Like San Francisco, other cities are working to change that. In Washington, D.C., where most of the statues depicting women are mythical, like the “Future” statue at the National Archives (there are a few historical statues, including Mary McLeod Bethune in Northeast) Council-member Kenyan McDuffie introduced legislation in June to erect a statue of a woman and/or person of color in each of the city’s eight wards. In November of 2016, New York Life launched a $500,000 challenge grant—when people donate money, the company will match until they reach the goal—to get statue of suffragists Elizabeth Cady Stanton and Susan B. Anthony erected in Central Park.
“Central Park is visited by so many people and it’s such an iconic place in New York City,” says Heather Nesle, president of the New York Life Foundation. “To really see folks who were putting themselves on the line, doing all of this work, which was pretty radical at the time, can be inspiring to younger generations even to some of us who aren’t so young. To show that there are ways of effecting change that lead to really positive results.”
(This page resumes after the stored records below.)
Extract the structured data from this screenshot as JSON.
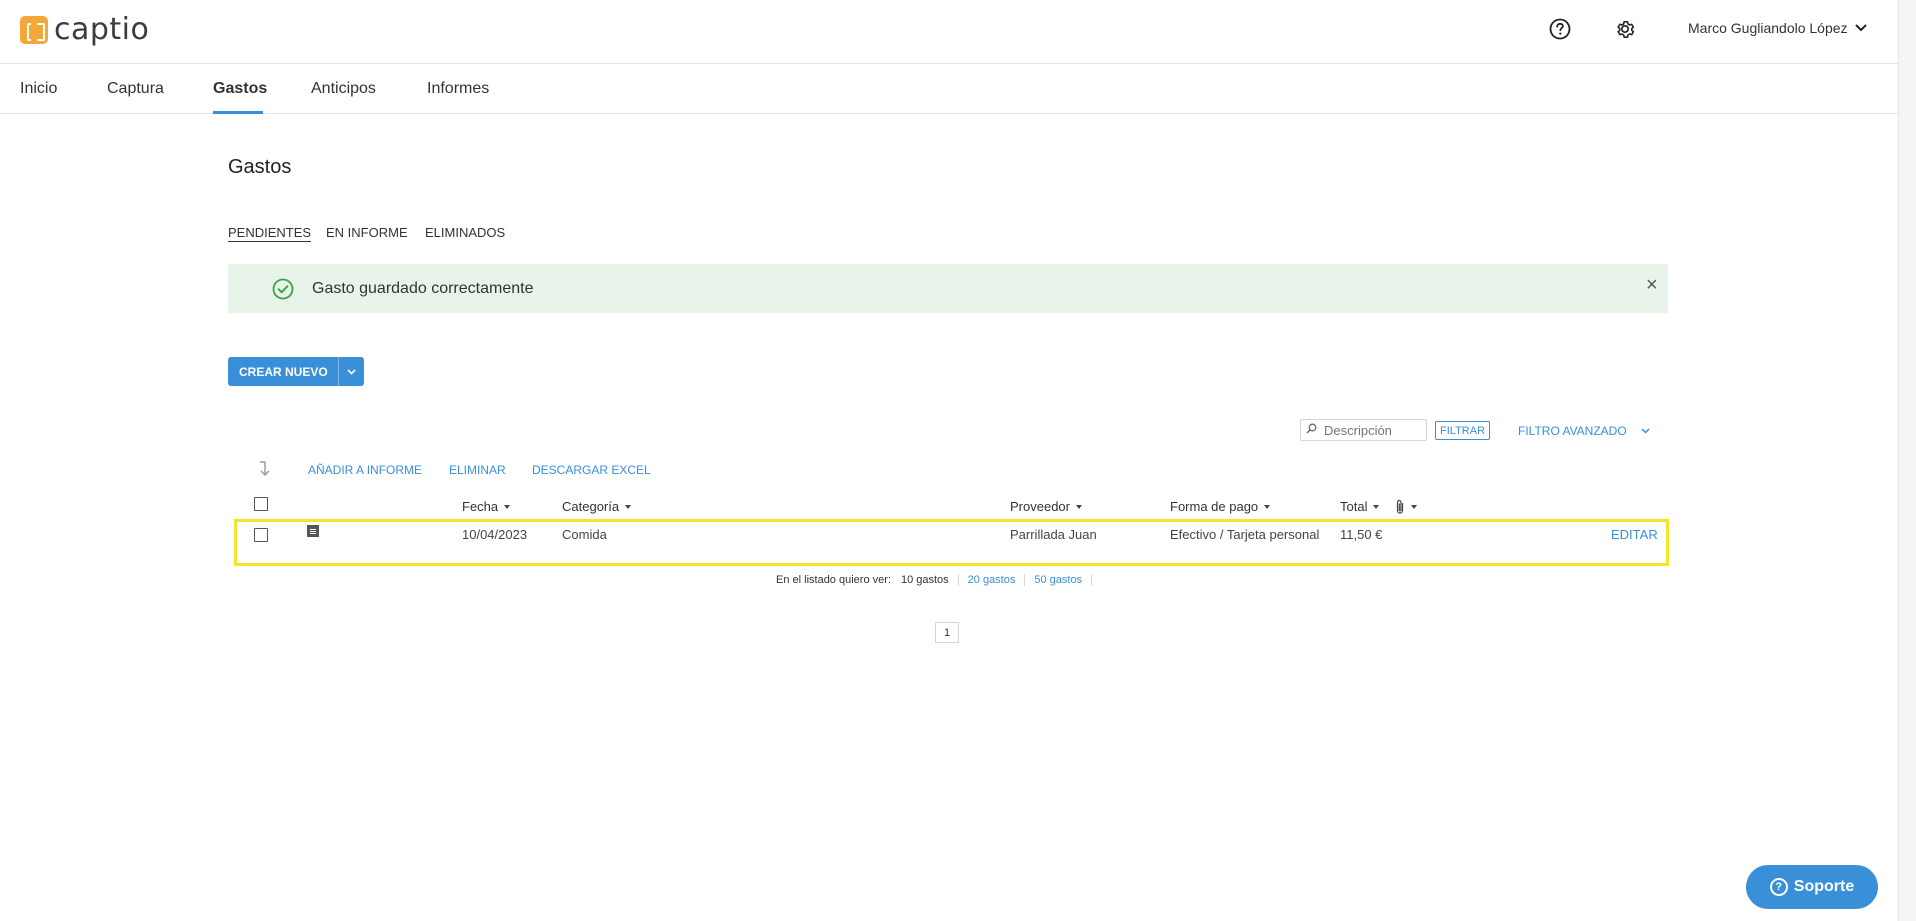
{
  "app": {
    "logo_text": "captio"
  },
  "header": {
    "help_icon": "help-circle-icon",
    "settings_icon": "gear-icon",
    "user_name": "Marco Gugliandolo López"
  },
  "nav": {
    "items": [
      {
        "label": "Inicio",
        "active": false
      },
      {
        "label": "Captura",
        "active": false
      },
      {
        "label": "Gastos",
        "active": true
      },
      {
        "label": "Anticipos",
        "active": false
      },
      {
        "label": "Informes",
        "active": false
      }
    ]
  },
  "page": {
    "title": "Gastos"
  },
  "subtabs": [
    {
      "label": "PENDIENTES",
      "active": true
    },
    {
      "label": "EN INFORME",
      "active": false
    },
    {
      "label": "ELIMINADOS",
      "active": false
    }
  ],
  "alert": {
    "message": "Gasto guardado correctamente",
    "close": "×"
  },
  "create_button": {
    "label": "CREAR NUEVO"
  },
  "filter": {
    "search_placeholder": "Descripción",
    "filter_label": "FILTRAR",
    "advanced_label": "FILTRO AVANZADO"
  },
  "actions": {
    "add_to_report": "AÑADIR A INFORME",
    "delete": "ELIMINAR",
    "download_excel": "DESCARGAR EXCEL"
  },
  "table": {
    "columns": {
      "date": "Fecha",
      "category": "Categoría",
      "provider": "Proveedor",
      "payment": "Forma de pago",
      "total": "Total"
    },
    "rows": [
      {
        "date": "10/04/2023",
        "category": "Comida",
        "provider": "Parrillada Juan",
        "payment": "Efectivo / Tarjeta personal",
        "total": "11,50 €",
        "action": "EDITAR"
      }
    ]
  },
  "pagination": {
    "label": "En el listado quiero ver:",
    "options": [
      "10 gastos",
      "20 gastos",
      "50 gastos"
    ],
    "selected": "10 gastos",
    "current_page": "1"
  },
  "support": {
    "label": "Soporte"
  },
  "colors": {
    "accent": "#3a8fd9",
    "logo": "#f4a83a",
    "success_bg": "#e8f3ea",
    "highlight": "#f5e52a"
  }
}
Bradley Wages agreed, arguing that statues are important for the signal they send.
“We are all impacted by who we see is recognized and honored by our nation. And this sends a message about who we are as a country,” she said. “And it sends a message about who we value as citizens of this country.”
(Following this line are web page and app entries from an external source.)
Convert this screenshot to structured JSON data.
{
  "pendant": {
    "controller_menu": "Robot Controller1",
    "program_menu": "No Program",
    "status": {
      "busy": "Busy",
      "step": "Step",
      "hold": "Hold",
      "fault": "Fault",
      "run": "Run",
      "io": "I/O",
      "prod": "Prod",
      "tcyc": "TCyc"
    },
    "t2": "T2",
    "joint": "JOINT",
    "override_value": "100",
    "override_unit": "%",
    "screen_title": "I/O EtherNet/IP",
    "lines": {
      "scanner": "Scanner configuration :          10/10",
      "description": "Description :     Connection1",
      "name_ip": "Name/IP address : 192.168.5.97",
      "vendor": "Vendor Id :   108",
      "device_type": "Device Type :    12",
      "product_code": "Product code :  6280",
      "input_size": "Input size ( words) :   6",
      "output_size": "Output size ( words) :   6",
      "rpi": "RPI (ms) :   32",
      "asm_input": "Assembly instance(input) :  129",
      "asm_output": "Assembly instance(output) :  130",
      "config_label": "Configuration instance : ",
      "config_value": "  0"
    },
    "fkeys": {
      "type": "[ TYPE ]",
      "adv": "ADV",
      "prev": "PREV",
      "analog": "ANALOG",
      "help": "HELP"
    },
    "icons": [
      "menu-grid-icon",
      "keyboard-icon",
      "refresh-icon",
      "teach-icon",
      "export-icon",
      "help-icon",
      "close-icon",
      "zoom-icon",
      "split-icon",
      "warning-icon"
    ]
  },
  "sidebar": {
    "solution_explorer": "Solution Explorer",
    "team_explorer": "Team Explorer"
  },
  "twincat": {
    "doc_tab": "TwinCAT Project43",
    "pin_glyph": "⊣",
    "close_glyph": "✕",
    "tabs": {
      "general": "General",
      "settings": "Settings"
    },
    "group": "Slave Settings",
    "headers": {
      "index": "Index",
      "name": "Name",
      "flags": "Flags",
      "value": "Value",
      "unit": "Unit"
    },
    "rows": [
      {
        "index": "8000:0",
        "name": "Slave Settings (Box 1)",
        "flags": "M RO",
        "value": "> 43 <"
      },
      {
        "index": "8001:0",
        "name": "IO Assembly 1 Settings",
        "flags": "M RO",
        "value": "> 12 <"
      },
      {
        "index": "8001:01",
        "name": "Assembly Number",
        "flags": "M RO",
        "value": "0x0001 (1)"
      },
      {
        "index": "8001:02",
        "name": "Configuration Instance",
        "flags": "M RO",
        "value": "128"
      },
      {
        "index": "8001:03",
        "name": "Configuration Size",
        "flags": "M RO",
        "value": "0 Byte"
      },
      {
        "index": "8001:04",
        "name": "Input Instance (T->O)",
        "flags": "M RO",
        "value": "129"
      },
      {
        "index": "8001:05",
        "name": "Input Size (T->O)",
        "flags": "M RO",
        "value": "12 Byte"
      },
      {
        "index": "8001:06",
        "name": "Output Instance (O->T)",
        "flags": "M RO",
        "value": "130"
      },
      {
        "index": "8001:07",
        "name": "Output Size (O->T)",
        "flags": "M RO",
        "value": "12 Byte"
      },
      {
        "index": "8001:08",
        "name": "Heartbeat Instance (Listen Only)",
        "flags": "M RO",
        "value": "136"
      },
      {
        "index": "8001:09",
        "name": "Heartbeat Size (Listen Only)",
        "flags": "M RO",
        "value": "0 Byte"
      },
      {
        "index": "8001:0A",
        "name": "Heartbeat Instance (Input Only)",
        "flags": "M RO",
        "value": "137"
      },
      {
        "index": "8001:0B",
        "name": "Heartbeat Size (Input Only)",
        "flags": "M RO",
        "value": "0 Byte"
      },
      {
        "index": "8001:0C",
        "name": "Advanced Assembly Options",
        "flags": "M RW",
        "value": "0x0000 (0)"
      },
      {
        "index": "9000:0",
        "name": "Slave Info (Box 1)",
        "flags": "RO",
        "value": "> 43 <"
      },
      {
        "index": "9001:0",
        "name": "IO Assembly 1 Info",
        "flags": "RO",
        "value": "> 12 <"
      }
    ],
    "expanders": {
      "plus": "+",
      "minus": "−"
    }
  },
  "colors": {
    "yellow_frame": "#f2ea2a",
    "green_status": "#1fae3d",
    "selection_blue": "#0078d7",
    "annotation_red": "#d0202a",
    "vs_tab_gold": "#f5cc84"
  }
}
Changing the existing narrative around women in U.S. history become a focus of former Treasurer Rios, who led the effort to put a woman on the face of U.S. currency for the first time in a century. Since leaving Treasury, she’s made it her life’s mission to shift what she calls the U.S.’s consciousness, first, by educating people about gender disparities and then challenging them to do something about it.
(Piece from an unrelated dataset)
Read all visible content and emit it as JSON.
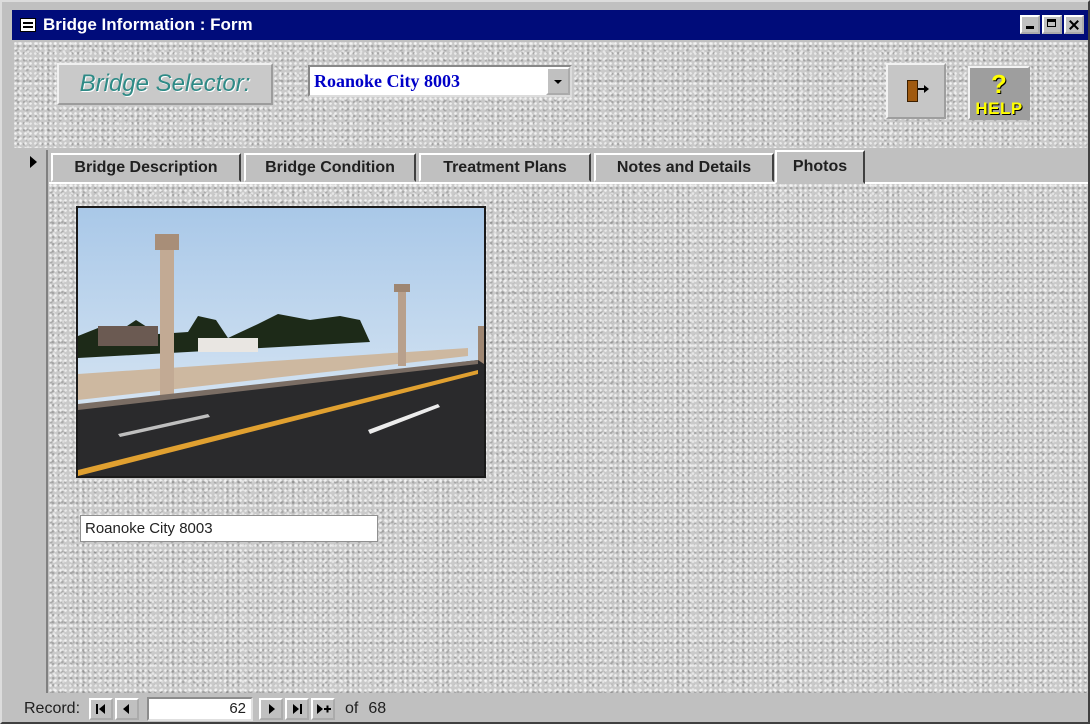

“We know that our daughters are capable of anything, right?” Rios said in a recent TedX talk. “But they need inspiration in order to have aspirations.”
Through her Empowerment 2020 initiative, Rios is working to boost female representation in all areas of decision-making but also educate and inspire the next generation of leaders. Statues and portraits, of course, are hardly the only way we learn history, which is why Rios—who gave the speech on Central Park statues that inspired Karunaratne—launched the Teachers Righting History Project, which gets students and educators to include more stories of historical women in everyday learning. She’s also working with lawmakers and organizations like the National Women’s History Museum across the U.S. to recognize women in the public domain—via statues and otherwise. On Aug. 26, she’s co-hosting a conference with the city of San Francisco that will bring together educators, students, business and tech leaders to advance all of these efforts.
“If we don’t do anything we’re literally affecting the future of half the population from early on,” Rios told TIME recently. The movement to increase women’s representation is about more than just erecting a few statues. It’s about sending a message to young boys and young girls that half of the population had a hand in shaping the nation’s history.
“Our goal is not just statues,” says Karunaratne. “But also building names and park names and street names so that we start to get comfortable and familiar with women’s names as much as we are with men’s names and recognize that they are of equal importance.”
More Must-Reads From TIME
- Why Cell Phone Reception Is Getting Worse
- The Dirty Secrets of Alternative Plastics
- Israeli Family Celebrates Release of Hostage Grandmother
- We Should Get Paid for Our Online Data: Column
- The COP28 Outcomes Business Leaders Are Watching For
- The 100 Must-Read Books of 2023
- The Top 100 Photos of 2023
- Want Weekly Recs on What to Watch, Read, and More? Sign Up for Worth Your Time